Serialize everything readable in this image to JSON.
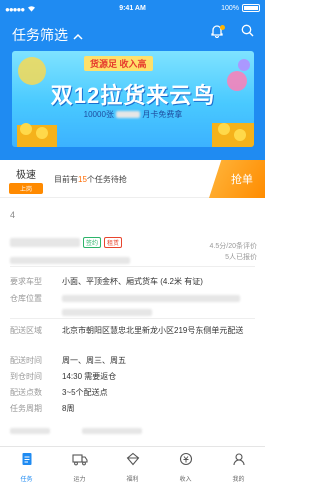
{
  "status_bar": {
    "time": "9:41 AM",
    "battery": "100%"
  },
  "header": {
    "title": "任务筛选"
  },
  "banner": {
    "tag": "货源足 收入高",
    "headline": "双12拉货来云鸟",
    "sub_left": "10000张",
    "sub_right": "月卡免费拿"
  },
  "notice": {
    "speed_title": "极速",
    "speed_tag": "上岗",
    "text_prefix": "目前有",
    "count": "15",
    "text_suffix": "个任务待抢",
    "grab_button": "抢单"
  },
  "list_count": "4",
  "task": {
    "tags": [
      "签约",
      "租赁"
    ],
    "rating_line": "4.5分/20条评价",
    "quote_line": "5人已报价",
    "rows": [
      {
        "label": "要求车型",
        "value": "小面、平顶金杯、厢式货车 (4.2米 有证)"
      },
      {
        "label": "仓库位置",
        "value": ""
      },
      {
        "label": "配送区域",
        "value": "北京市朝阳区慧忠北里新龙小区219号东侧单元配送"
      },
      {
        "label": "配送时间",
        "value": "周一、周三、周五"
      },
      {
        "label": "到仓时间",
        "value": "14:30 需要返仓"
      },
      {
        "label": "配送点数",
        "value": "3~5个配送点"
      },
      {
        "label": "任务周期",
        "value": "8周"
      }
    ]
  },
  "tabbar": {
    "items": [
      {
        "label": "任务",
        "icon": "task-icon"
      },
      {
        "label": "运力",
        "icon": "truck-icon"
      },
      {
        "label": "福利",
        "icon": "gift-icon"
      },
      {
        "label": "收入",
        "icon": "income-icon"
      },
      {
        "label": "我的",
        "icon": "profile-icon"
      }
    ]
  },
  "colors": {
    "primary": "#1f8bf2",
    "accent": "#ff8a00",
    "highlight": "#ff6a00"
  }
}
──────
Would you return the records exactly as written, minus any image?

RESPONSE FOR THIS EXERCISE:
Serialize everything readable in this image to JSON.
{
  "status_bar": {
    "time": "9:41 AM",
    "battery": "100%"
  },
  "header": {
    "title": "任务筛选"
  },
  "banner": {
    "tag": "货源足 收入高",
    "headline": "双12拉货来云鸟",
    "sub_left": "10000张",
    "sub_right": "月卡免费拿"
  },
  "notice": {
    "speed_title": "极速",
    "speed_tag": "上岗",
    "text_prefix": "目前有",
    "count": "15",
    "text_suffix": "个任务待抢",
    "grab_button": "抢单"
  },
  "list_count": "4",
  "task": {
    "tags": [
      "签约",
      "租赁"
    ],
    "rating_line": "4.5分/20条评价",
    "quote_line": "5人已报价",
    "rows": [
      {
        "label": "要求车型",
        "value": "小面、平顶金杯、厢式货车 (4.2米 有证)"
      },
      {
        "label": "仓库位置",
        "value": ""
      },
      {
        "label": "配送区域",
        "value": "北京市朝阳区慧忠北里新龙小区219号东侧单元配送"
      },
      {
        "label": "配送时间",
        "value": "周一、周三、周五"
      },
      {
        "label": "到仓时间",
        "value": "14:30 需要返仓"
      },
      {
        "label": "配送点数",
        "value": "3~5个配送点"
      },
      {
        "label": "任务周期",
        "value": "8周"
      }
    ]
  },
  "tabbar": {
    "items": [
      {
        "label": "任务",
        "icon": "task-icon"
      },
      {
        "label": "运力",
        "icon": "truck-icon"
      },
      {
        "label": "福利",
        "icon": "gift-icon"
      },
      {
        "label": "收入",
        "icon": "income-icon"
      },
      {
        "label": "我的",
        "icon": "profile-icon"
      }
    ]
  },
  "colors": {
    "primary": "#1f8bf2",
    "accent": "#ff8a00",
    "highlight": "#ff6a00"
  }
}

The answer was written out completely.